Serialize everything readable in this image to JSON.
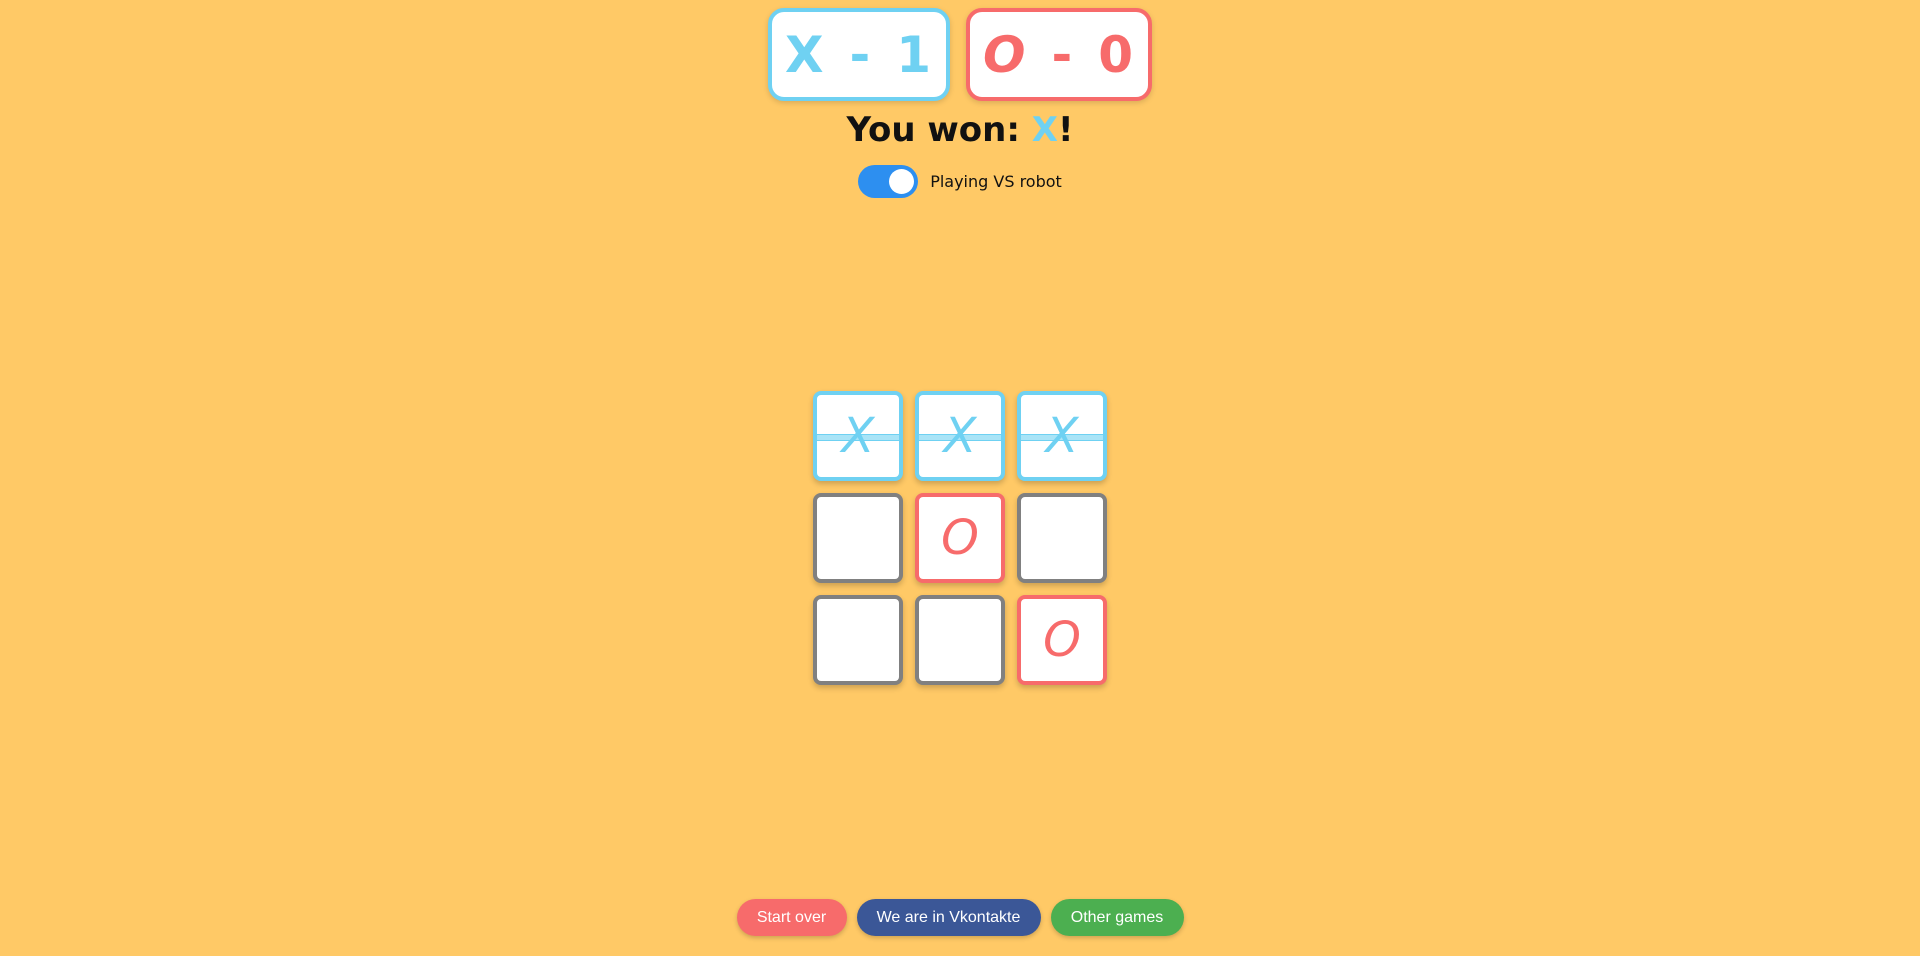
{
  "scoreboard": {
    "x": {
      "symbol": "X",
      "separator": "-",
      "score": "1",
      "color": "#6fd1f2"
    },
    "o": {
      "symbol": "O",
      "separator": "-",
      "score": "0",
      "color": "#f76b6b"
    }
  },
  "status": {
    "prefix": "You won: ",
    "winner": "X",
    "suffix": "!"
  },
  "toggle": {
    "label": "Playing VS robot",
    "on": true,
    "color": "#2d8ff0"
  },
  "board": {
    "cells": [
      {
        "mark": "X",
        "winning": true
      },
      {
        "mark": "X",
        "winning": true
      },
      {
        "mark": "X",
        "winning": true
      },
      {
        "mark": "",
        "winning": false
      },
      {
        "mark": "O",
        "winning": false
      },
      {
        "mark": "",
        "winning": false
      },
      {
        "mark": "",
        "winning": false
      },
      {
        "mark": "",
        "winning": false
      },
      {
        "mark": "O",
        "winning": false
      }
    ]
  },
  "footer": {
    "restart_label": "Start over",
    "vk_label": "We are in Vkontakte",
    "games_label": "Other games"
  },
  "colors": {
    "background": "#ffc966",
    "x_color": "#6fd1f2",
    "o_color": "#f76b6b",
    "empty_border": "#808080",
    "restart": "#f76b6b",
    "vk": "#3b5797",
    "games": "#4caf50"
  }
}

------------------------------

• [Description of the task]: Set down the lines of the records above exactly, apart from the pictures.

• [The answer]:
Serialize everything readable in this image to JSON.
{
  "scoreboard": {
    "x": {
      "symbol": "X",
      "separator": "-",
      "score": "1",
      "color": "#6fd1f2"
    },
    "o": {
      "symbol": "O",
      "separator": "-",
      "score": "0",
      "color": "#f76b6b"
    }
  },
  "status": {
    "prefix": "You won: ",
    "winner": "X",
    "suffix": "!"
  },
  "toggle": {
    "label": "Playing VS robot",
    "on": true,
    "color": "#2d8ff0"
  },
  "board": {
    "cells": [
      {
        "mark": "X",
        "winning": true
      },
      {
        "mark": "X",
        "winning": true
      },
      {
        "mark": "X",
        "winning": true
      },
      {
        "mark": "",
        "winning": false
      },
      {
        "mark": "O",
        "winning": false
      },
      {
        "mark": "",
        "winning": false
      },
      {
        "mark": "",
        "winning": false
      },
      {
        "mark": "",
        "winning": false
      },
      {
        "mark": "O",
        "winning": false
      }
    ]
  },
  "footer": {
    "restart_label": "Start over",
    "vk_label": "We are in Vkontakte",
    "games_label": "Other games"
  },
  "colors": {
    "background": "#ffc966",
    "x_color": "#6fd1f2",
    "o_color": "#f76b6b",
    "empty_border": "#808080",
    "restart": "#f76b6b",
    "vk": "#3b5797",
    "games": "#4caf50"
  }
}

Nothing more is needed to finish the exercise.